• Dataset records
- Opening Delimiter -

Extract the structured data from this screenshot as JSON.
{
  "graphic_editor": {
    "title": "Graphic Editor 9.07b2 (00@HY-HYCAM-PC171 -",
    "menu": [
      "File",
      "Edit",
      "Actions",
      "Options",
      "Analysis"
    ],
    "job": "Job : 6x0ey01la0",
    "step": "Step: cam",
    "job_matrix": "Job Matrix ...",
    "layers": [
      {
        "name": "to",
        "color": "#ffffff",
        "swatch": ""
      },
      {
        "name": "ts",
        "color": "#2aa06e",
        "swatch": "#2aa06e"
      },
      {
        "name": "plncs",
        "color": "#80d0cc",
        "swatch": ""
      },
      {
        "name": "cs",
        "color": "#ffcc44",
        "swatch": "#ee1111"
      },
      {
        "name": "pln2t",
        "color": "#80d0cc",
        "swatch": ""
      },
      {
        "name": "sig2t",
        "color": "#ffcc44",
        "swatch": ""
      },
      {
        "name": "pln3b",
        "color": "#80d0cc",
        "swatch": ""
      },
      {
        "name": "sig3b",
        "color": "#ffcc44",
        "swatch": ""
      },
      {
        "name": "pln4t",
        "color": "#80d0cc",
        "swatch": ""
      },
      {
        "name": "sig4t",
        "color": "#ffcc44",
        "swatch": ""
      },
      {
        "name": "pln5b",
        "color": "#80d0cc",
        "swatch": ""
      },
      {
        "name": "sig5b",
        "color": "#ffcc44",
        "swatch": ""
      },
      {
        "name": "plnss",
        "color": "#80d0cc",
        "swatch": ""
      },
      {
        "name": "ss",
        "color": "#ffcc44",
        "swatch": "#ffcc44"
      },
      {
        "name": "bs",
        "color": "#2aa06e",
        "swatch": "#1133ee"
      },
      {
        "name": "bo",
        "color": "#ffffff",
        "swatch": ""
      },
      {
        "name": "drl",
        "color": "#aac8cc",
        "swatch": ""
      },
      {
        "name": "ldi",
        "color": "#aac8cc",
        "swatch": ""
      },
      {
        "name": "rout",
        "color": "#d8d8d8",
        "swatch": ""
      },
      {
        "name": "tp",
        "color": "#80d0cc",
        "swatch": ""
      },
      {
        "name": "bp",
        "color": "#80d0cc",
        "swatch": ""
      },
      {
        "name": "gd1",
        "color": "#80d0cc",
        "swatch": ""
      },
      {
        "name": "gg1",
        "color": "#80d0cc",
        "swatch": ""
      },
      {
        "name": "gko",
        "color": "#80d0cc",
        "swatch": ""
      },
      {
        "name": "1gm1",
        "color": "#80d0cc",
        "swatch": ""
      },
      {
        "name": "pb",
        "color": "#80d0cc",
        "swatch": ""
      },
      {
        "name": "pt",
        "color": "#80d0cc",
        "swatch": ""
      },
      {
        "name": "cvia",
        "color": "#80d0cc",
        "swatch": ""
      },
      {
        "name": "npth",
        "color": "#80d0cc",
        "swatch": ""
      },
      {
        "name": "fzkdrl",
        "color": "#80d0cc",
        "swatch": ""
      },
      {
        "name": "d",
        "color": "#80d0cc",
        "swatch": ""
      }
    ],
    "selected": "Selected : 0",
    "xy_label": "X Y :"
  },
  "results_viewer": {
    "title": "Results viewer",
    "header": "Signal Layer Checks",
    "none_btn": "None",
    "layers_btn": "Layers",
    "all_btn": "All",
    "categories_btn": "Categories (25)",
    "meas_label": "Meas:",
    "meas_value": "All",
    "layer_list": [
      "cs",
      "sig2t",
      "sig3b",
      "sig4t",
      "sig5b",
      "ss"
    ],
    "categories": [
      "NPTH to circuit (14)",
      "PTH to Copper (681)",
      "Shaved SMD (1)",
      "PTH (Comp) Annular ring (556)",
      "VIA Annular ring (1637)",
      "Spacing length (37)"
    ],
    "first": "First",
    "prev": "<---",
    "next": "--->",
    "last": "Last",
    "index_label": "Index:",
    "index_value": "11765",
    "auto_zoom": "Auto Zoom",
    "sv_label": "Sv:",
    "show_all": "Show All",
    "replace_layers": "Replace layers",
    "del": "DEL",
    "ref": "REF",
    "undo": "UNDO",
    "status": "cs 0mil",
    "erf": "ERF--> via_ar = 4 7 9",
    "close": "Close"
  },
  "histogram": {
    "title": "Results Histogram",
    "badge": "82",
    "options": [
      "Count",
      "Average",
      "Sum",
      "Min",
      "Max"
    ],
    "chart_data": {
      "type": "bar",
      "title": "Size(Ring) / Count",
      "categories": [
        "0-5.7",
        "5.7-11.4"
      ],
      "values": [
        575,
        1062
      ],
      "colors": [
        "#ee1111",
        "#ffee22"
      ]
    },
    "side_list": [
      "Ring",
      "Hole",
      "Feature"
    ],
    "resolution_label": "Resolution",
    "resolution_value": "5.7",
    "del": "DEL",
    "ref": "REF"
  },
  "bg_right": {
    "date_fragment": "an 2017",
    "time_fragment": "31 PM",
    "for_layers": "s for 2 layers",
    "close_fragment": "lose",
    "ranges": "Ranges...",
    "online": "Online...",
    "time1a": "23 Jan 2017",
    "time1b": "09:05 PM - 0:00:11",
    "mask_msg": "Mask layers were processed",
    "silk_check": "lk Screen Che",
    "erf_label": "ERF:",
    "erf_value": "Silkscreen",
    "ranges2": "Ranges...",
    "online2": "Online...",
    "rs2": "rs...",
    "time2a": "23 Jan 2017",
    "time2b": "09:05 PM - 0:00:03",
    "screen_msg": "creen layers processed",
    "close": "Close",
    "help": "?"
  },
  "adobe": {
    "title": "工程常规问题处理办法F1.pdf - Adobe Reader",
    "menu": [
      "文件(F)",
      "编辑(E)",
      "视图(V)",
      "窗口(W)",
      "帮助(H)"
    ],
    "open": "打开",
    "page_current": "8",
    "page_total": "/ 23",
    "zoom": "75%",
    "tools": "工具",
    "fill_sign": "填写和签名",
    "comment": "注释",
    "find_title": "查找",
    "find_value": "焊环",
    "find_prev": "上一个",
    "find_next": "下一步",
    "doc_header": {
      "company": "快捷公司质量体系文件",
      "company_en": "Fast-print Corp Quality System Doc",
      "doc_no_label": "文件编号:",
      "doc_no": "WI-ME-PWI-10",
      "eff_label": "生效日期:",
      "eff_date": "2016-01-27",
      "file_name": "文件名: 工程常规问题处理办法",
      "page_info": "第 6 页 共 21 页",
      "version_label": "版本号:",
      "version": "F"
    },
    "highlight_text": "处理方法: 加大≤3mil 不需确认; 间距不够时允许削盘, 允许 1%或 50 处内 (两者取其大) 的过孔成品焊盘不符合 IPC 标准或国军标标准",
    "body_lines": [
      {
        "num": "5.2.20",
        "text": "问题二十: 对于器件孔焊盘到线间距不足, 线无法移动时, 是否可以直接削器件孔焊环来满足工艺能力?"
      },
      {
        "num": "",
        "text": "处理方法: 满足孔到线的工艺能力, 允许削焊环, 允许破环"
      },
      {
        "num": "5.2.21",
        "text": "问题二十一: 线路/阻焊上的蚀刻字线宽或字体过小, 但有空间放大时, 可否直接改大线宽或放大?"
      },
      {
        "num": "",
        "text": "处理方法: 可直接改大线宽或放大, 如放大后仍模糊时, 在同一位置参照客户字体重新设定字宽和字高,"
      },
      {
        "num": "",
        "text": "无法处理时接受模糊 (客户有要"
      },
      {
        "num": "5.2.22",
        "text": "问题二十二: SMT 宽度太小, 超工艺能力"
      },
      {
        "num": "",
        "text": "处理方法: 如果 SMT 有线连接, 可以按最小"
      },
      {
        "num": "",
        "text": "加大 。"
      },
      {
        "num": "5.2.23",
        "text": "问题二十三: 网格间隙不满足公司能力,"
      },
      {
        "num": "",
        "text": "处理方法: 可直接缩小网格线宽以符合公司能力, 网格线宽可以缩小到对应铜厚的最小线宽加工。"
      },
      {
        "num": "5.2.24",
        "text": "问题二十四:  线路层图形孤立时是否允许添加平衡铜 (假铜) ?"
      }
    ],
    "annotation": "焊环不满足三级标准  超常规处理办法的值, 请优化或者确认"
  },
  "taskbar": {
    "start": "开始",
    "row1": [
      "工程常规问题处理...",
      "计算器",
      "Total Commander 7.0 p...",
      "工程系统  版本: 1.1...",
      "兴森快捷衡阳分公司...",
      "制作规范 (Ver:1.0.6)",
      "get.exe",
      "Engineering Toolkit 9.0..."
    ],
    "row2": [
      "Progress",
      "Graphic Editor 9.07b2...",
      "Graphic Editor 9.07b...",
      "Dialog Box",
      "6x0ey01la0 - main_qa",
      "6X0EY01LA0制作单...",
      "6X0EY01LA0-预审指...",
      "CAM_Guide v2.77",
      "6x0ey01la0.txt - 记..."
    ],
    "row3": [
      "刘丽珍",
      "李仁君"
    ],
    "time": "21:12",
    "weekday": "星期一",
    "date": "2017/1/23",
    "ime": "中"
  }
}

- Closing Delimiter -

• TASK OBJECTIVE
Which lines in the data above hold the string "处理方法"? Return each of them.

• SOLUTION TO THE PROBLEM
    "highlight_text": "处理方法: 加大≤3mil 不需确认; 间距不够时允许削盘, 允许 1%或 50 处内 (两者取其大) 的过孔成品焊盘不符合 IPC 标准或国军标标准",
        "text": "处理方法: 满足孔到线的工艺能力, 允许削焊环, 允许破环"
        "text": "处理方法: 可直接改大线宽或放大, 如放大后仍模糊时, 在同一位置参照客户字体重新设定字宽和字高,"
        "text": "处理方法: 如果 SMT 有线连接, 可以按最小"
        "text": "处理方法: 可直接缩小网格线宽以符合公司能力, 网格线宽可以缩小到对应铜厚的最小线宽加工。"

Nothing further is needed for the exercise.